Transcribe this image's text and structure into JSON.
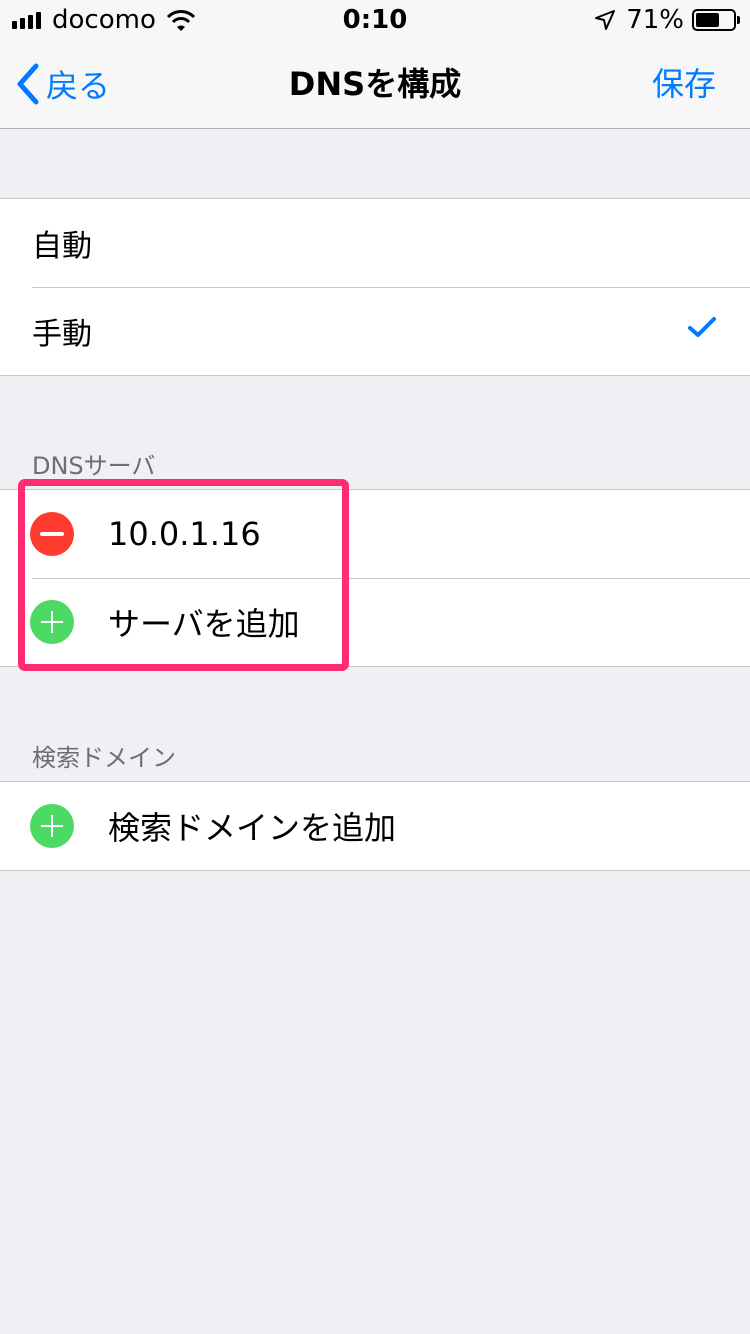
{
  "status_bar": {
    "carrier": "docomo",
    "time": "0:10",
    "battery_percent_text": "71%",
    "battery_level": 0.71,
    "signal_bars": 4
  },
  "nav": {
    "back_label": "戻る",
    "title": "DNSを構成",
    "save_label": "保存"
  },
  "dns_mode": {
    "options": [
      "自動",
      "手動"
    ],
    "selected": "手動"
  },
  "dns_servers": {
    "header": "DNSサーバ",
    "entries": [
      "10.0.1.16"
    ],
    "add_label": "サーバを追加"
  },
  "search_domains": {
    "header": "検索ドメイン",
    "add_label": "検索ドメインを追加"
  },
  "colors": {
    "accent": "#007aff",
    "delete": "#ff3b30",
    "add": "#4cd964",
    "highlight": "#ff2d6f",
    "background": "#efeff4"
  }
}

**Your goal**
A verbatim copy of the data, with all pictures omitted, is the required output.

**Completed exercise**
Transcribe this image's text and structure into JSON.
{
  "status_bar": {
    "carrier": "docomo",
    "time": "0:10",
    "battery_percent_text": "71%",
    "battery_level": 0.71,
    "signal_bars": 4
  },
  "nav": {
    "back_label": "戻る",
    "title": "DNSを構成",
    "save_label": "保存"
  },
  "dns_mode": {
    "options": [
      "自動",
      "手動"
    ],
    "selected": "手動"
  },
  "dns_servers": {
    "header": "DNSサーバ",
    "entries": [
      "10.0.1.16"
    ],
    "add_label": "サーバを追加"
  },
  "search_domains": {
    "header": "検索ドメイン",
    "add_label": "検索ドメインを追加"
  },
  "colors": {
    "accent": "#007aff",
    "delete": "#ff3b30",
    "add": "#4cd964",
    "highlight": "#ff2d6f",
    "background": "#efeff4"
  }
}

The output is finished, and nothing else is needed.